Ngati Whakaue has lost its great rangatira Pihopa Kingi after the leading kaumatua died in Rotorua Hospital on Tuesday.
The 88-year-old had suffered a cancer relapse and had been told just under four weeks ago he only had four weeks to live.
Kingi was considered one of the great Te Arawa leaders of his generation and has twice been acknowledged for his contribution to his people, being made a Member of the New Zealand Order of Merit (MNZM) in 1999 then a decade later becoming a Companion of the Queen's Service Order (QSO).
It was fitting that both honours were double celebrations as he was acknowledged with his beloved wife, Maori health leader Inez Kingi, who was also bestowed the same honours in the same years.
Inez has suffered from dementia for many years and is a full-time resident at The Care Village at Ngongotaha.
In September, Kingi invited the Rotorua Daily Post to his home to ensure the newspaper had a copy of a book he wrote about Inez that paid tribute to her work in the health sector.
He said at that meeting he wanted her legacy to be told in case she outlived him.
He described his health at the time as being "NBG" (no bloody good) but said he was happy and comfortable enough.
"I've had a good life," he told the Rotorua Daily Post.
Family spokesman Monty Morrison said Kingi's body would be at his home in Ohinemutu before being moved to Te Arawa's paramount marae, Te Papaiouru, at Ohinemutu at 9am on Thursday. His karakia whakamutunga (funeral service) will be held at 11am on Sunday.

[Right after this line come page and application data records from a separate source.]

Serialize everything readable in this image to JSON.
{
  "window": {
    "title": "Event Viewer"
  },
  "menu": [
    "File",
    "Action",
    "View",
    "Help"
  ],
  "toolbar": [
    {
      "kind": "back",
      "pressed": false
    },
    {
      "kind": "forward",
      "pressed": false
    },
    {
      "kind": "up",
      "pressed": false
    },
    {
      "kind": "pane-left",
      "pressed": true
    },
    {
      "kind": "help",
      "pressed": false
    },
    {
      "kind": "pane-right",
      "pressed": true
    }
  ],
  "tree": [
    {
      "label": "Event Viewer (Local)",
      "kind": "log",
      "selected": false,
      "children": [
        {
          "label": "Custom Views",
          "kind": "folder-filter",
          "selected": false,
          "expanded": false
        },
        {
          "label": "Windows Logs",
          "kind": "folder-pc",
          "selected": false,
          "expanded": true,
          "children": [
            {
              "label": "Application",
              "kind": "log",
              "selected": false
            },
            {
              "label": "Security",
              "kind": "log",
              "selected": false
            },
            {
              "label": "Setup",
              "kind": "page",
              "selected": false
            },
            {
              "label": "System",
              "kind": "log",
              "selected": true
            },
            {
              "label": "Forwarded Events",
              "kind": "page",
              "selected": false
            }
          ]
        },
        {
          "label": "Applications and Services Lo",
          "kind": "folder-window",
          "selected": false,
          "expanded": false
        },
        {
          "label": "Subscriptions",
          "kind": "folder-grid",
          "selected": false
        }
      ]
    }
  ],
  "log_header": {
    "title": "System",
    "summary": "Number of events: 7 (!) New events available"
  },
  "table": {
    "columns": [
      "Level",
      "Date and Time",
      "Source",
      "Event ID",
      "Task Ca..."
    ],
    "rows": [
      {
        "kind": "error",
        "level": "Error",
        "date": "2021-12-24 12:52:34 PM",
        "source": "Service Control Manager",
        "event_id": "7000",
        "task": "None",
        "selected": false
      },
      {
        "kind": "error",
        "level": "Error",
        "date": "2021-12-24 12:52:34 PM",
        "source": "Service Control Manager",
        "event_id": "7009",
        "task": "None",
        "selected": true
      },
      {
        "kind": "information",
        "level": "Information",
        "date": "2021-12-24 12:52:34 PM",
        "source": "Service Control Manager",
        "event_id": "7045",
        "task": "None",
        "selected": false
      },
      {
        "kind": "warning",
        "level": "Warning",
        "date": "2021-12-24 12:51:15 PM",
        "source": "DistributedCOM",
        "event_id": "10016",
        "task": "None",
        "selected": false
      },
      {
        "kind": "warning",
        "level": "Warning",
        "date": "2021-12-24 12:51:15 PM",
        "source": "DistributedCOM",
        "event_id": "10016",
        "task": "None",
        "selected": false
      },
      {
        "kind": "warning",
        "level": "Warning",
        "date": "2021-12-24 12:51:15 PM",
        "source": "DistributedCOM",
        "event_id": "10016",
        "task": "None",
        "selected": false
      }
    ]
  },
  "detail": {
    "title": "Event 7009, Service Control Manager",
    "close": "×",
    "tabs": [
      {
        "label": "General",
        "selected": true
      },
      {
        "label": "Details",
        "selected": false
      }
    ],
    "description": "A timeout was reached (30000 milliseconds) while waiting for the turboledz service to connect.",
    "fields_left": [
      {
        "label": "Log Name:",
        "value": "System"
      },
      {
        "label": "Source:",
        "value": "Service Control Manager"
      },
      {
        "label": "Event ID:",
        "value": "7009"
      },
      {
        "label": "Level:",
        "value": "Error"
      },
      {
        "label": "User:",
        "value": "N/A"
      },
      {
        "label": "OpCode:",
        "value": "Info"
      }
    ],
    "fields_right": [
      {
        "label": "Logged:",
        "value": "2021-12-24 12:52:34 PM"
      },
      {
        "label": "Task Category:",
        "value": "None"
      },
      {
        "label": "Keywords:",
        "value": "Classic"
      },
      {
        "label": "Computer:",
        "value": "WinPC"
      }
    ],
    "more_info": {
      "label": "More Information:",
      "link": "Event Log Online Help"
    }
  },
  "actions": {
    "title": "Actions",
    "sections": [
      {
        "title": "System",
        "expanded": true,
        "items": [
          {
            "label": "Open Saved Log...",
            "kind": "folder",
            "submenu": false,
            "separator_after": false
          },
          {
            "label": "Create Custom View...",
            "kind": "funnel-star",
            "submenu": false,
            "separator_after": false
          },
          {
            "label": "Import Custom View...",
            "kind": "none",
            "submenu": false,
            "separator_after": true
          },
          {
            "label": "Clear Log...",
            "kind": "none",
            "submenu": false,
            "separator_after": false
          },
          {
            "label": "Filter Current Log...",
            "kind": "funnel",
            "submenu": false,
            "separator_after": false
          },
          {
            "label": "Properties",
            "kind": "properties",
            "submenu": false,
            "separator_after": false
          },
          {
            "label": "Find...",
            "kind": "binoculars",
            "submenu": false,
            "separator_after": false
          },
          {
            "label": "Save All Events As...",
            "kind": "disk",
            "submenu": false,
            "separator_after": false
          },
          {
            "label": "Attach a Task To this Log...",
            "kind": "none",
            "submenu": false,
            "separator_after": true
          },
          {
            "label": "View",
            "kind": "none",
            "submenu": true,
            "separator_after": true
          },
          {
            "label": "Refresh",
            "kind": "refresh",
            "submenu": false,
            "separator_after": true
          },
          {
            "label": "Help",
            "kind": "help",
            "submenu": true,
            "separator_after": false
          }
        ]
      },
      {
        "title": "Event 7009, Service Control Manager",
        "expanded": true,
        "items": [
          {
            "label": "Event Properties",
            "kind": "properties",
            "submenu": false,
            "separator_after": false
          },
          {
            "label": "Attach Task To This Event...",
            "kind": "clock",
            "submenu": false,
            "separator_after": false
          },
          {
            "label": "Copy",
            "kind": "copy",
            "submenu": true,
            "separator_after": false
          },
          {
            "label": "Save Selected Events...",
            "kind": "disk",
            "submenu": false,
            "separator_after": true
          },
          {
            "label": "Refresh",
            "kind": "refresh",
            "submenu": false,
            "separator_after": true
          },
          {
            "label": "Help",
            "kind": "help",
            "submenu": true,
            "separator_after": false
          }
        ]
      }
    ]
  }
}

Morrison said he had spent an hour with Kingi at the hospital on Monday night.
"In hindsight that was a really special time."
Morrison said Kingi was to be acknowledged this Friday night at the Whakaue Whakanuia, a formal dinner paying tribute to the hapu's leaders. Morrison said the Whakanuia would now be postponed so mourners could pay tribute at Kingi's tangi.
Morrison said one of the hardest times in Kingi's life was watching his wife's battle with dementia worsen.
Describing Inez as the love of Kingi's life, he would visit her in Whare Aroha Home and Hospital and be saddened she didn't remember who he was, Morrison said.
"For him in his shoes that was really distressing."
Kingi was a member of several trusts and boards for Te Arawa and was a mentor to many within the tribe, Morrison said.
"He had an ability to support people in such a way that they felt important and listened to. He will be remembered as a very cheery and understanding man yet someone who was forceful and powerful in negotiations without having to raise his voice.
"He was humble and easy to communicate with but very persuasive."
The son of Raniera Te Rawhiti Kingi and Rihi Karenga Taekata-Kingi, he married Inez in February 1955 and they have four children.
In 2009 when the Kingis were given their QSOs, Kingi told the Rotorua Daily Post he and his wife were destined to help people.
"You just don't feel like you deserve something like this when what you are doing is something you are destined to do,'' Kingi said. "We were raised by our parents to support and help our people.''